After the loss to Philadelphia in Week 15, coach Sean McVay essentially said the team was going to go find a formula that wins, and wins in the crunch time of December and January. That means pounding the ball. Forget that noise about McVay being the quarterback whisperer. He reminded everyone Saturday night that he’s nimble and flexible with his game plans, and that he’s willing to adjust and change when necessary.
After five seasons with Denver in which he won a Super Bowl and played in a Pro Bowl, Anderson was released by the Broncos after last season and bounced from Carolina to Oakland and finally the Rams before he could truly resume his career. And in the building Saturday was his old quarterback, Peyton Manning, who brought his son to the game when the boy requested to see the Rams.
“I guess it was my turn,” Anderson said of parting ways with Denver. “I was talking to Peyton, he was up here today, and just having some conversations with him about when he got released from the [Indianapolis] Colts. He felt like he could still play, and he came to Denver and lit it up. Kind of feels like that.”
Call him Ripper Anderson. He ran with such confidence, on one long carry he was run out of bounds on the Dallas sideline, then comically plopped down on the Cowboys bench for a breather, bracketed by two startled offensive linemen.
It was not supposed to go this way. Dallas was going to gobble up the clock, keep the high-octane Rams offense standing on the sideline with hands on hips and grind out the Cowboys’ first second-round victory since the 1995 season.
But the Rams offensive line had something else in mind. That unit — Andrew Whitworth, Rodger Saffold, John Sullivan, Austin Blythe and Rob Havenstein — blew open Texas-sized holes in a Dallas defense that limited the top-ranked Seattle running game to 73 yards in a wild-card win. That was less than half the Seahawks’ 160-yard average.
“When we watched the tape and were getting ready for [the Cowboys], we felt we were going to be able to come out and execute exactly how we did tonight,” Sullivan said. “Whereas everybody is happy the game went the way it did, nobody is surprised. We expected to go do that.”
The Rams rushed for 170 yards in the first half, the most the Cowboys have surrendered in a half since at least 2000. Coming into Saturday night, 178 yards were the most Dallas had given up on the ground in a game.
L.A. made the Cowboys defensive front look as soft as the rain-soaked turf. Actually, the field itself wasn’t as slippery or loose as it might have been, but the sidelines were as muddy as Woodstock.
Anderson has been an unbelievable find for the Rams, picked up after Gurley was injured in the Week 15 loss to Philadelphia. He ran for 167 and 132 yards in the final two games, against Arizona and San Francisco, and most important afforded the Rams the luxury of letting Gurley recover.
Saturday night, Anderson was like the butt end of a swinging log, lowering his shoulder and blasting into tacklers with punishing abandon.

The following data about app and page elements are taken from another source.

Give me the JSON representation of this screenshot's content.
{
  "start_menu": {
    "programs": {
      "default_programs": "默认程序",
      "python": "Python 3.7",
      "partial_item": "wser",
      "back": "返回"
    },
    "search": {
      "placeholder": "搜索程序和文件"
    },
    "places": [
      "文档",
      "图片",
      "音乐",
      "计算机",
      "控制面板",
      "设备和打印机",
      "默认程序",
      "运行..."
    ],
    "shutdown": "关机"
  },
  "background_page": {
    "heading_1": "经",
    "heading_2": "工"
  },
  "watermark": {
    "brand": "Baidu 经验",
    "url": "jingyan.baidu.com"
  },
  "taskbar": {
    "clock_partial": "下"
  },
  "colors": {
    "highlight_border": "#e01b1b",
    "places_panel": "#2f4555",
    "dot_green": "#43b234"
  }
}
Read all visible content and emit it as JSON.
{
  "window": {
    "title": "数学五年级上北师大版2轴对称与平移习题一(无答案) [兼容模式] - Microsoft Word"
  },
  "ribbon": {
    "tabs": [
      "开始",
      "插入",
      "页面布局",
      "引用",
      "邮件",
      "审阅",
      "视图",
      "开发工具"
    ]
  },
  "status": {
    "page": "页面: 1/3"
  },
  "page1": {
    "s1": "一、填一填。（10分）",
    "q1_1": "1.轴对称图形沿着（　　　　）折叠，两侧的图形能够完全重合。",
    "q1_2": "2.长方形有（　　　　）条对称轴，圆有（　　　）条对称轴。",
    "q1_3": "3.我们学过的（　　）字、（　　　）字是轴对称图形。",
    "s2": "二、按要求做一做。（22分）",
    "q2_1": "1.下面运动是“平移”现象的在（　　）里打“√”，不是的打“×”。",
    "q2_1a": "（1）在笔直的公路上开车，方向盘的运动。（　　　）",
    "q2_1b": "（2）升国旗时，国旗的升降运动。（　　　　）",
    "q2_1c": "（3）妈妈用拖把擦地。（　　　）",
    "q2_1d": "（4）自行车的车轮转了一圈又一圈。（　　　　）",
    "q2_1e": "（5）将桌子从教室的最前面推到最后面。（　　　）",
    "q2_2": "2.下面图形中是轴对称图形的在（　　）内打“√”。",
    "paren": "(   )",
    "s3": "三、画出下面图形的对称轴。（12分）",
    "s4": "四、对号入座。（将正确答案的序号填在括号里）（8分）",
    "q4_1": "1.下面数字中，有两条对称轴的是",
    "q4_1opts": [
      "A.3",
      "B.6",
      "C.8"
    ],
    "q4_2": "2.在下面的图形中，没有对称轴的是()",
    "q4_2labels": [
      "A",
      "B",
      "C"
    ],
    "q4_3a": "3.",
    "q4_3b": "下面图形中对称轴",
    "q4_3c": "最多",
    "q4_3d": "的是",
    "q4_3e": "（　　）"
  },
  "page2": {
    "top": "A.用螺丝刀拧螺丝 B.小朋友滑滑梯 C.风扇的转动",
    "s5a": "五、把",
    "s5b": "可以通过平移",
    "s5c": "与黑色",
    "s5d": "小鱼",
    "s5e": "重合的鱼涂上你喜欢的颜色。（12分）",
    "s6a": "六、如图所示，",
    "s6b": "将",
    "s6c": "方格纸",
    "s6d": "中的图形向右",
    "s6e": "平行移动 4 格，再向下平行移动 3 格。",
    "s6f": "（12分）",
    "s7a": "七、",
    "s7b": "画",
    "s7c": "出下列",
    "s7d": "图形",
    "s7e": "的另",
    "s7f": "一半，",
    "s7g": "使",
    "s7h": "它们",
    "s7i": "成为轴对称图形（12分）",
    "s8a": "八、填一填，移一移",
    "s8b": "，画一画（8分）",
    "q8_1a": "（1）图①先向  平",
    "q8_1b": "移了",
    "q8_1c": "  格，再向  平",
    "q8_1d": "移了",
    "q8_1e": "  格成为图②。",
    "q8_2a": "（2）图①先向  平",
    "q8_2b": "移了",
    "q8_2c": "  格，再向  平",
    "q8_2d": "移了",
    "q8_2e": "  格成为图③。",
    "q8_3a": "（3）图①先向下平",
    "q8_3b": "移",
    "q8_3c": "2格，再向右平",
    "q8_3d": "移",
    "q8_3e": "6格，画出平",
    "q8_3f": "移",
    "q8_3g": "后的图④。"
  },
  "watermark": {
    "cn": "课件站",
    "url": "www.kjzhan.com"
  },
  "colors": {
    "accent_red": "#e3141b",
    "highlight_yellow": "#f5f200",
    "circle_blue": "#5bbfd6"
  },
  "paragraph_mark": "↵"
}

If Gurley had any rust, it sloughed off quickly, as he glided his way to a 35-yard touchdown run late in the first half.
It was only a couple of years ago that the Rams had the worst offensive line in the league, or close to it. The problems ran deep and seemed like they would take years to fix.

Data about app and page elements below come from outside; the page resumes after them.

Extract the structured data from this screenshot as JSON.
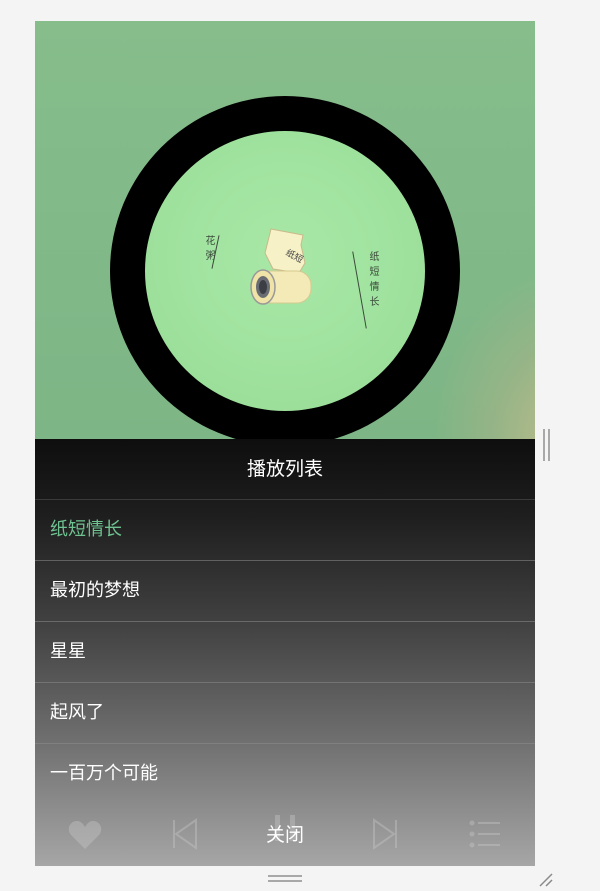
{
  "cover": {
    "artist_vertical": "花粥",
    "title_vertical": "纸短情长",
    "icon": "paper-scroll-icon"
  },
  "playlist": {
    "title": "播放列表",
    "songs": [
      {
        "label": "纸短情长",
        "active": true
      },
      {
        "label": "最初的梦想",
        "active": false
      },
      {
        "label": "星星",
        "active": false
      },
      {
        "label": "起风了",
        "active": false
      },
      {
        "label": "一百万个可能",
        "active": false
      }
    ],
    "close_label": "关闭"
  },
  "controls": {
    "icons": [
      "heart-icon",
      "previous-icon",
      "pause-icon",
      "next-icon",
      "playlist-icon"
    ]
  },
  "colors": {
    "background": "#7fb987",
    "disc_label": "#9ee19d",
    "active_song": "#6ec391"
  }
}
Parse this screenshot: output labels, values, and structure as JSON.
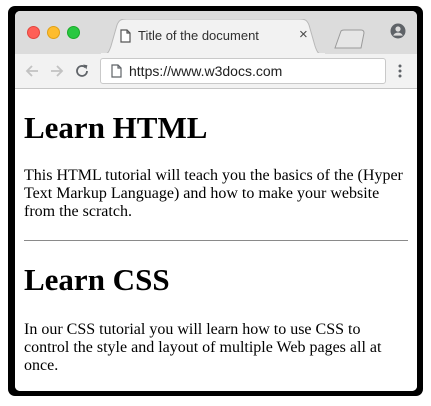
{
  "browser": {
    "tab": {
      "title": "Title of the document",
      "close_glyph": "×"
    },
    "address_bar": {
      "url": "https://www.w3docs.com"
    },
    "icons": {
      "tab": "document-icon",
      "back": "back-arrow-icon",
      "forward": "forward-arrow-icon",
      "reload": "reload-icon",
      "address": "page-icon",
      "menu": "kebab-menu-icon",
      "profile": "profile-icon"
    }
  },
  "content": {
    "sections": [
      {
        "heading": "Learn HTML",
        "text": "This HTML tutorial will teach you the basics of the (Hyper Text Markup Language) and how to make your website from the scratch."
      },
      {
        "heading": "Learn CSS",
        "text": "In our CSS tutorial you will learn how to use CSS to control the style and layout of multiple Web pages all at once."
      }
    ]
  },
  "colors": {
    "window_frame": "#000000",
    "tab_strip": "#dcdcdc",
    "toolbar": "#f2f2f2",
    "close_light": "#ff5f57",
    "minimize_light": "#febc2e",
    "maximize_light": "#28c840"
  }
}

Then, in with the McVay regime came Whitworth and Sullivan, who sparked a dramatic revival, coupled with a retooled offense that played to the strengths of Gurley and quarterback Jared Goff. The turnaround was dramatic and almost inexplicable.
This season, the Rams had the rare distinction of the same five starters throughout the season. That’s a huge component of success.
The Fox broadcasters noted that Whitworth, Saffold and Sullivan had more than 400 starts among them, yet a combined total of one playoff victory. Whitworth, who spent the bulk of his career in Cincinnati, came into the Cowboys game 0-7 in the postseason.
Now, the Rams are one win away from the Super Bowl.
“This is my first playoff win ever,” receiver Josh Reynolds said, shaking his head.